Looking at other aspects of precision medicine development, researchers found these drugs took marginally longer to develop and the trials enrolled about a quarter more patients than studies for traditional drugs, though these findings weren't statistically significant. Precision oncology medicines also captured 51.4 percent market share in annual sales compared to non-precision oncology medicines.

While these precision therapies may be less expensive for drugmakers to bring to market, many patients still struggle to access these treatments due to high list prices and difficulties getting insurers to cover the drugs or companion tests.

Henderson and his team suggested in their paper that the savings companies incur in developing precision cancer medicines could be reinvested into efforts to increase patients' access to companion molecular tests and into establishing pricing schemes that facilitate equitable access to the drugs.

The researchers also called for greater transparency from companies on how they report R&D costs for drugs in their pipeline.

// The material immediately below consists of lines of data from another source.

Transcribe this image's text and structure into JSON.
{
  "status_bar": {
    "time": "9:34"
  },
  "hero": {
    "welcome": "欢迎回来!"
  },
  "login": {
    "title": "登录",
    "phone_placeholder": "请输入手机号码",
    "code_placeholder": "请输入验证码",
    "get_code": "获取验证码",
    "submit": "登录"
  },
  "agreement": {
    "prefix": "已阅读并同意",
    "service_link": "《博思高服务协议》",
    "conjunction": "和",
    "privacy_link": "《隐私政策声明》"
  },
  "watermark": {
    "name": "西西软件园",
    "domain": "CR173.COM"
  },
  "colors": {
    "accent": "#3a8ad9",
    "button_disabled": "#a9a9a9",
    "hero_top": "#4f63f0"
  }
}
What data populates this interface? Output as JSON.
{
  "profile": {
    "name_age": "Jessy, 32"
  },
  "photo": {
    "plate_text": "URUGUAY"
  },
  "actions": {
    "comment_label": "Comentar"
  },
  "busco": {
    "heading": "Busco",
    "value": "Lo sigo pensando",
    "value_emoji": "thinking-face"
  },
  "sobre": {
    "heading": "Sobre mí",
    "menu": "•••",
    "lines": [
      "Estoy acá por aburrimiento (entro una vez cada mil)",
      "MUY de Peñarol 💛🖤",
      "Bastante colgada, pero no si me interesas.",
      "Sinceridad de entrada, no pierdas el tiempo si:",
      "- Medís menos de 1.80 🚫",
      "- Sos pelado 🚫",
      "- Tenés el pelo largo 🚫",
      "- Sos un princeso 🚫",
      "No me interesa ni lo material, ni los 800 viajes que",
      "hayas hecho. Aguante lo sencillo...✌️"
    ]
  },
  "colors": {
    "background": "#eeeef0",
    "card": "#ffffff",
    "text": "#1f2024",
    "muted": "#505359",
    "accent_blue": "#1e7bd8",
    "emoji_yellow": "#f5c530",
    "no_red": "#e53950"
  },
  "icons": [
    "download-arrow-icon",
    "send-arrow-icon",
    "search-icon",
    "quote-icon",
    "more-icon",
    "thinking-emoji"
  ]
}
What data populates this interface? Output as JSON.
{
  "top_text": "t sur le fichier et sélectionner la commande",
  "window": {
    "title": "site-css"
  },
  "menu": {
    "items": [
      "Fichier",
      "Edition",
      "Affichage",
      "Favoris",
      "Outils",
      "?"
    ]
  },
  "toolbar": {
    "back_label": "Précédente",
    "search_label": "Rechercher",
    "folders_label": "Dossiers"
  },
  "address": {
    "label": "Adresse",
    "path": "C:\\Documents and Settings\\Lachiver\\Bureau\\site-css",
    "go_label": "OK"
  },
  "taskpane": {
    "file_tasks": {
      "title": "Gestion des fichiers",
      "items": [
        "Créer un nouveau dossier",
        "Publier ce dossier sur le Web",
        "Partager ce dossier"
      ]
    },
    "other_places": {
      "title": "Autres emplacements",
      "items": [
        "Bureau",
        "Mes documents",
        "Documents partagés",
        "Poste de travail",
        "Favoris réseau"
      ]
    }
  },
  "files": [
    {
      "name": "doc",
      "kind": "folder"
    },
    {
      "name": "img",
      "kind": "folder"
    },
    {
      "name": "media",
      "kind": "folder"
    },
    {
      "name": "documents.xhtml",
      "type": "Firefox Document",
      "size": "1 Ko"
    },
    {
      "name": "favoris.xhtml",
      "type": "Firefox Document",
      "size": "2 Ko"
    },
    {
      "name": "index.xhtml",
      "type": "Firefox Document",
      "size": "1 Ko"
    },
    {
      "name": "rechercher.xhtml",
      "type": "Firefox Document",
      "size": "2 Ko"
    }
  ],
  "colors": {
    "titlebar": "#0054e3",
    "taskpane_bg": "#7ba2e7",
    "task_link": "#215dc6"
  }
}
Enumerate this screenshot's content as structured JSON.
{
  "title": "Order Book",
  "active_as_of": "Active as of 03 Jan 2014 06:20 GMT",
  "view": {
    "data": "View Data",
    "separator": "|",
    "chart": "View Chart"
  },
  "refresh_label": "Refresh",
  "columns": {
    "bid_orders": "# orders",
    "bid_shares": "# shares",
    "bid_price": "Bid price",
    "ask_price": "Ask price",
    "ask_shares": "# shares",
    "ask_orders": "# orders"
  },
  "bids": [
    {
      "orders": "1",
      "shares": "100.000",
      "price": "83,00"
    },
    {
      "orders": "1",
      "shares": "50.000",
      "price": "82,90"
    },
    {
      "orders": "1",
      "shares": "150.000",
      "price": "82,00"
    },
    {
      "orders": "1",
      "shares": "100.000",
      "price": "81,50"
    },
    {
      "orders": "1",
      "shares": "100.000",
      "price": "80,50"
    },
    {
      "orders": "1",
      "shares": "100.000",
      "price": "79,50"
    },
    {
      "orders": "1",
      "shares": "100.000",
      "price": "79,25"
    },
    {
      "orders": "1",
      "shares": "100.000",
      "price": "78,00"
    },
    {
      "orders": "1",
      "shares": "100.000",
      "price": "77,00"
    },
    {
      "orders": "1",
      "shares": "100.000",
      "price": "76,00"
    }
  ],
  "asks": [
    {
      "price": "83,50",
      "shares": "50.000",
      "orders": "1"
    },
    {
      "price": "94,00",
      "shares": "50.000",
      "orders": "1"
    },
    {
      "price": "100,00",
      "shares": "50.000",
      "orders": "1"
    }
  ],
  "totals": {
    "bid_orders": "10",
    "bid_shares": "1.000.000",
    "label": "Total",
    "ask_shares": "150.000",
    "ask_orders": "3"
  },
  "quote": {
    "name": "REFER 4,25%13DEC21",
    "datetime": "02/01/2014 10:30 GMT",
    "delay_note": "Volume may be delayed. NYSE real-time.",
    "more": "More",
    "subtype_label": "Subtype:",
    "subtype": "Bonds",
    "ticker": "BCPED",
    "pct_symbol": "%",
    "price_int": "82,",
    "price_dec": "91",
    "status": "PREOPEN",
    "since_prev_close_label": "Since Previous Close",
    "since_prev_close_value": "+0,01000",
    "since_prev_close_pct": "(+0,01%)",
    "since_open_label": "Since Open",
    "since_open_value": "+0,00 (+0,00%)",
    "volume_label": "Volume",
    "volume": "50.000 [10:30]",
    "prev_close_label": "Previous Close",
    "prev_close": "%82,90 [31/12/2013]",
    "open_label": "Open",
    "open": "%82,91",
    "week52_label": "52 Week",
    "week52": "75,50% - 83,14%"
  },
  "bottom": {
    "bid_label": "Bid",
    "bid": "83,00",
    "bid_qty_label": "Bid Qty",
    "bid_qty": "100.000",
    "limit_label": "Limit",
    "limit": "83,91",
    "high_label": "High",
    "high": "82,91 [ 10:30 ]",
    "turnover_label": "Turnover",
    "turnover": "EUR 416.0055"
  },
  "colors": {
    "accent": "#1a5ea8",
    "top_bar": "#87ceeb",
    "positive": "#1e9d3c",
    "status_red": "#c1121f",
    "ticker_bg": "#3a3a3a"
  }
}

Henderson noted that the smaller pharmas tended to report R&D costs in greater detail, while bigger firms only report sales figures.

Henderson and his team are continuing to explore how precision oncology medicines are impacting drug development and market dynamics. They are currently analyzing how quickly precision and non-precision cancer drugs in Europe achieve reimbursement. Preliminary findings from that study suggest that precision oncology medicines have a shorter time from regulatory approval to reimbursement in Europe than one-size-fits-all cancer drugs do, Henderson said.

"We're asking for more transparent accounting, so we, as outsiders, can track the data more easily and see where they're having problems with R&D," he said. "By comparing costs with other companies or other countries, we could come up with some solutions on how they can streamline or improve the R&D process."